top of page

NFL Countdown #15 and Trying to Sell Myself on the Worst QBs from 2020

NFL Countdown #15: Drew Lock and Carson Wentz had eerily similar stats in 2020,

both sitting near the bottom of the league and tying for the most interceptions.

In preparing for this series of blogs, I combed through a ton of data from the 2020 NFL season to find stats that fit the numbers 1-30. Some of the ones I’ve put out so far have been fun: 21 touchdowns for Alvin Kamara, the Browns’ 28-point quarter of football in the playoffs, and Alex Smith coming back after 17 surgeries. The number 15 was hard to find anything positive for, so I’m going to try my best to write some nice things about the players with the most interceptions in 2020.

I hate to dunk on NFL players for quite a few reasons. First off, I like to think I’m a nice dude and I genuinely want the best for almost everyone. Secondly, most of these guys work harder at their craft than I’ve ever worked on anything. And thirdly, it’s just more fun to talk about positive things in the NFL than all of the bad stuff. I hate to do it, but I have to write about two of the worst quarterbacks from 2020.

Carson Wentz

Just three seasons removed from dragging the Eagles to the playoffs in an almost-MVP season, Carson Wentz was shipped out of Philadelphia for a couple draft picks. If he had been the one to cross the finish line with his team and not his backup, Nick Foles, maybe the Eagles could have forgiven Wentz’s 2020 season. He was really, really bad last season, but I don’t think it was totally his fault. Carson Wentz was sacked 50 times over his 12 starts, averaging out to a sack every 10 times he dropped back to pass. Wentz plays tough but has been plagued by constant back issues, so I’m sure he was playing through quite a bit of pain throughout the 2020 season before he was benched in Week 13 in favor of rookie Jalen Hurts. Sure, he ranked 33rd in yards per attempt and 34th in quarterback rating in a league with only 32 teams, but I think there’s some optimism for how he will perform in Indianapolis once he’s back from his foot injury.

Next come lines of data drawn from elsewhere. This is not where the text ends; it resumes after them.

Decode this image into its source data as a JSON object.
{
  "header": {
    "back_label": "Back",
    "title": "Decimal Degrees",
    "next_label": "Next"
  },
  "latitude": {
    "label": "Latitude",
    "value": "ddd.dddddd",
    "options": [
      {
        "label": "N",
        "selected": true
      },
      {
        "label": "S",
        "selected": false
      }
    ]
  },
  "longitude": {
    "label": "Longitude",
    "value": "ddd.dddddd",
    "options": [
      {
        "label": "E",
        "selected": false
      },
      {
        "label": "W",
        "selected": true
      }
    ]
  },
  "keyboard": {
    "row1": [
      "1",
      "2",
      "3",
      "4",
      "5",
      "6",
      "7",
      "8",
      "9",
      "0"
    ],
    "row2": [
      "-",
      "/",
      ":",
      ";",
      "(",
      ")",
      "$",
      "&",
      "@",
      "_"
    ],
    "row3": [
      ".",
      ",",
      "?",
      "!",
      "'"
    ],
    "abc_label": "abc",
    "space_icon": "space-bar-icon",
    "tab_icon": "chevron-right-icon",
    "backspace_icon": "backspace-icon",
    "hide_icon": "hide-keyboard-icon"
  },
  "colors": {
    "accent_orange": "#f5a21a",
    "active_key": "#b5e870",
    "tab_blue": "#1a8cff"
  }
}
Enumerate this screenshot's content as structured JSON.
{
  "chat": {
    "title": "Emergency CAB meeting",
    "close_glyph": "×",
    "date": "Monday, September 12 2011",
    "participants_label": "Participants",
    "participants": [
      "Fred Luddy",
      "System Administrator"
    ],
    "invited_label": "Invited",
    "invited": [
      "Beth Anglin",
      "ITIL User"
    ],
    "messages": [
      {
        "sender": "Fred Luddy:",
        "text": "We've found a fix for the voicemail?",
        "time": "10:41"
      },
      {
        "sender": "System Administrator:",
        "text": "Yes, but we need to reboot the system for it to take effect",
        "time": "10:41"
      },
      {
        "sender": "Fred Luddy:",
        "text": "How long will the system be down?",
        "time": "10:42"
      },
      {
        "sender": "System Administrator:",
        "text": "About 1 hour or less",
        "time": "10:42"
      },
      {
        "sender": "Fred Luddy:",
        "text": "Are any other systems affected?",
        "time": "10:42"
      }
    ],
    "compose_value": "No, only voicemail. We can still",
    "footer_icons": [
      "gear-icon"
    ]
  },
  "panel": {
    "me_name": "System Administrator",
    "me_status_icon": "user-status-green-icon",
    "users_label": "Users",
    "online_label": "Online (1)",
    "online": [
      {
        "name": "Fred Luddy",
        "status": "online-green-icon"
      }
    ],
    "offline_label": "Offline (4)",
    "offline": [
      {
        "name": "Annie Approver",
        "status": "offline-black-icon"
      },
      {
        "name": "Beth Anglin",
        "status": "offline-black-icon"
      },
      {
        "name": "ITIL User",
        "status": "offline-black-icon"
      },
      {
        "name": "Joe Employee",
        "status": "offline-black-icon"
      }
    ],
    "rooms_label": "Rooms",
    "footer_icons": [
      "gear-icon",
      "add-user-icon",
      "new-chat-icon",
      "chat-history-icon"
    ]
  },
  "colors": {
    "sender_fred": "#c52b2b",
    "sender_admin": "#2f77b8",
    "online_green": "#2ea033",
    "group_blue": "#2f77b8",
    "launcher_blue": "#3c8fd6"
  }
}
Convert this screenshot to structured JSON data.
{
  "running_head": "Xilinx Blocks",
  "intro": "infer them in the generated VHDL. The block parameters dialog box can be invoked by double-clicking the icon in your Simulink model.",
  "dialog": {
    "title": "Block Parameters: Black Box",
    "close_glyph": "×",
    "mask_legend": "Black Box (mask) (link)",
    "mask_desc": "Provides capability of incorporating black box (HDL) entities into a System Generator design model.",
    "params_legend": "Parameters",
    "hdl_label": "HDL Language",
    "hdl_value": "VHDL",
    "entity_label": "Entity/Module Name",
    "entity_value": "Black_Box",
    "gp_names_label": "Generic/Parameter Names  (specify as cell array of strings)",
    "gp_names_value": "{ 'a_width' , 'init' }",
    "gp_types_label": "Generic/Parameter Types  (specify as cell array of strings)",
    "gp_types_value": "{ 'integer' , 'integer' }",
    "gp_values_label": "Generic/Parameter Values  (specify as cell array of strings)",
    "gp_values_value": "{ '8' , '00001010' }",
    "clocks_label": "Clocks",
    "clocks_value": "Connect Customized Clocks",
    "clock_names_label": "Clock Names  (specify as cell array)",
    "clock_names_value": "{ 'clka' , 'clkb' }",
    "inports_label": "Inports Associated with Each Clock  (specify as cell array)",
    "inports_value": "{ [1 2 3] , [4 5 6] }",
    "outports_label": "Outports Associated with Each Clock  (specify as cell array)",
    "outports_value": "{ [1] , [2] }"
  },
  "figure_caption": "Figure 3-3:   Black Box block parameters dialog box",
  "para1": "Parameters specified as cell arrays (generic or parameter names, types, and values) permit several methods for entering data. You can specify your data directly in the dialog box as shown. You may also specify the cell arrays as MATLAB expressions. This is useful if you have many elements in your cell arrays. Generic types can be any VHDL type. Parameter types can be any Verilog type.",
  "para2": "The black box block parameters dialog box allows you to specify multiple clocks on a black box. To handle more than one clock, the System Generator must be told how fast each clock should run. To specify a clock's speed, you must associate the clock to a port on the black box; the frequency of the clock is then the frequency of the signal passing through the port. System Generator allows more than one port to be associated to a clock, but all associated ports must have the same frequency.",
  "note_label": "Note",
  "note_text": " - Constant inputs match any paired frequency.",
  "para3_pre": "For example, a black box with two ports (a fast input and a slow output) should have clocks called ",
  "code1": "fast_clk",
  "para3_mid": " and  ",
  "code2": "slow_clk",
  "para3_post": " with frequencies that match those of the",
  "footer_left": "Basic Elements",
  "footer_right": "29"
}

Before the 2016 draft, the Eagles offensive coordinator Frank Reich took a trip to North Dakota to have a sit-down with Carson Wentz. In a video released by the Colts organization, Reich told the story of his first meeting with Wentz. When Reich began quoting a bible verse to the quarterback, Wentz apparently pulled out his phone to show that exact verse was his phone background. Carson Wentz was eventually selected second overall in the draft, and quickly reinforced his connection with his offensive coordinator through their commitment to faith. Wentz played his best football in his sophomore season before he was injured and Nick Foles brought the Lombardi Trophy back to Philadelphia, but their success led to the Colts poaching Frank Reich and naming him their head coach. In the following two seasons, Wentz was inconsistent but flashed in moments where you could squint and see a great franchise quarterback. Wentz was just bad in 2020, but for this upcoming season he will be back with his former OC and current head coach of the Colts, Frank Reich. Call me crazy, but I wouldn’t be too surprised to see Wentz as a top-12 QB in Indianapolis.

Carson Wentz PFF Grades

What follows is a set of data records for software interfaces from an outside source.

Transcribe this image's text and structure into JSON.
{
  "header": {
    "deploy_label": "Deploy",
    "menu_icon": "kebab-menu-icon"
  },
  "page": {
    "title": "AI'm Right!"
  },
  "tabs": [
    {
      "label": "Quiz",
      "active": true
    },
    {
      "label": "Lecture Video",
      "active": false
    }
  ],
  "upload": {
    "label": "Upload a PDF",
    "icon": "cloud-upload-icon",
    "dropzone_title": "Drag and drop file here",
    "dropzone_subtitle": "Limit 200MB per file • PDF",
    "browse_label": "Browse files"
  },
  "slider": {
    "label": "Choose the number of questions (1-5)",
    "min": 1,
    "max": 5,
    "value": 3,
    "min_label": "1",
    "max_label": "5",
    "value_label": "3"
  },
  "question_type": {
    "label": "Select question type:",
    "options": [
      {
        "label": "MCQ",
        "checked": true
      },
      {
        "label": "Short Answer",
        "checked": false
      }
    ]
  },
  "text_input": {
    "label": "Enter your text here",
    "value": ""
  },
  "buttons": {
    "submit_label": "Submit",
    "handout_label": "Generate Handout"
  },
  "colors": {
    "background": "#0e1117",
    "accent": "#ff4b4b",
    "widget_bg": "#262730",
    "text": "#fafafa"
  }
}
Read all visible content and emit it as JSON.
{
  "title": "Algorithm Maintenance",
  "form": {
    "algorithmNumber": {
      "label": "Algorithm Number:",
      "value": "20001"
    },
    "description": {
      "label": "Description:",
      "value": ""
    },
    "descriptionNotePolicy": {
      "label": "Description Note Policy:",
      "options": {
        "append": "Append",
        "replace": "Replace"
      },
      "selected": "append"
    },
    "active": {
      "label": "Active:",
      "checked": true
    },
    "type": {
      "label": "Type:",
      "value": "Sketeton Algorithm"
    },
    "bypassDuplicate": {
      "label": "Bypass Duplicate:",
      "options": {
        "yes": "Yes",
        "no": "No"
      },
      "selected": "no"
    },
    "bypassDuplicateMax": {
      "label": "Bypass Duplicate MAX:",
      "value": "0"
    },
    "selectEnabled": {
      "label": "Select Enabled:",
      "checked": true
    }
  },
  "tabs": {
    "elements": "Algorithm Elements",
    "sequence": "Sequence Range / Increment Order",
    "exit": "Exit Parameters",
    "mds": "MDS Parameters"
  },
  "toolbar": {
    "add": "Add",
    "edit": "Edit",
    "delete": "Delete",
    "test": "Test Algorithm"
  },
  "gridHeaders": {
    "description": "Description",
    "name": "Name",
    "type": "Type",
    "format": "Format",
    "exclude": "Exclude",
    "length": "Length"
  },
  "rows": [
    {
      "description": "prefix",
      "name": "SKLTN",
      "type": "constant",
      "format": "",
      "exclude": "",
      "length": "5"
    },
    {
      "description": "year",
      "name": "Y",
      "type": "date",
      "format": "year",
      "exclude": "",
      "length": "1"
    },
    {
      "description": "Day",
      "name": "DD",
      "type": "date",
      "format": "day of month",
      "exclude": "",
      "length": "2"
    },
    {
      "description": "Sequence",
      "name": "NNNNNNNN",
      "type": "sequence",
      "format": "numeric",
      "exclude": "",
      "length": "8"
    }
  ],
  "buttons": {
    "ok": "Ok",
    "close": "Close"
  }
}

Drew Lock

Denver Broncos fans are all over the place with their evaluation of Drew Lock, and I don’t really blame either side for either wanting Lock on the bench or thinking he still has a chance to develop into a solid quarterback. Picked 42nd overall in the 2019 draft, Lock has played in just 18 games so far. He’s been near the bottom of the league in most passing categories, but has given some fans in Denver just enough to believe he will be the solution to the teams’ stretch of bad quarterback play since Peyton Manning retired. In Week 14, Lock led his team to a solid 32-27 win over the Panthers, throwing 21 for 27 with 4 touchdowns . On the other side of the coin, Lock threw 4 interceptions against Raiders’ terrible secondary in Week 10.

The Broncos brought in veteran bridge quarterback Teddy Bridgewater to light a fire under Lock before the 2021 season. Bridgewater is a competent NFL quarterback who has been a solid last option for teams over the past few seasons, but we know his ceiling at this point. If named the starter in Denver, Bridgewater will land somewhere between fine and pretty good for a team with little chance of making the playoffs. Drew Lock is a wildcard, but we haven’t seen his ceiling yet. Lock is a confident football player who is not afraid to throw deep – he averaged 8.8 air yards per passing attempt in 2020, which was higher than Russell Wilson (8.6), Josh Allen (8.5), and Patrick Mahomes (8.4). Lock’s first two seasons have been similar in some ways to Josh Allen, who just took one of the greatest 3rd year leaps in NFL history. It would be foolish to expect anyone to make the kind of jump that Josh Allen did, but I’m just saying there’s a chance.

Drew Lock PFF Grades

Josh Allen PFF Grades

8 views0 comments


Post: Blog2_Post
bottom of page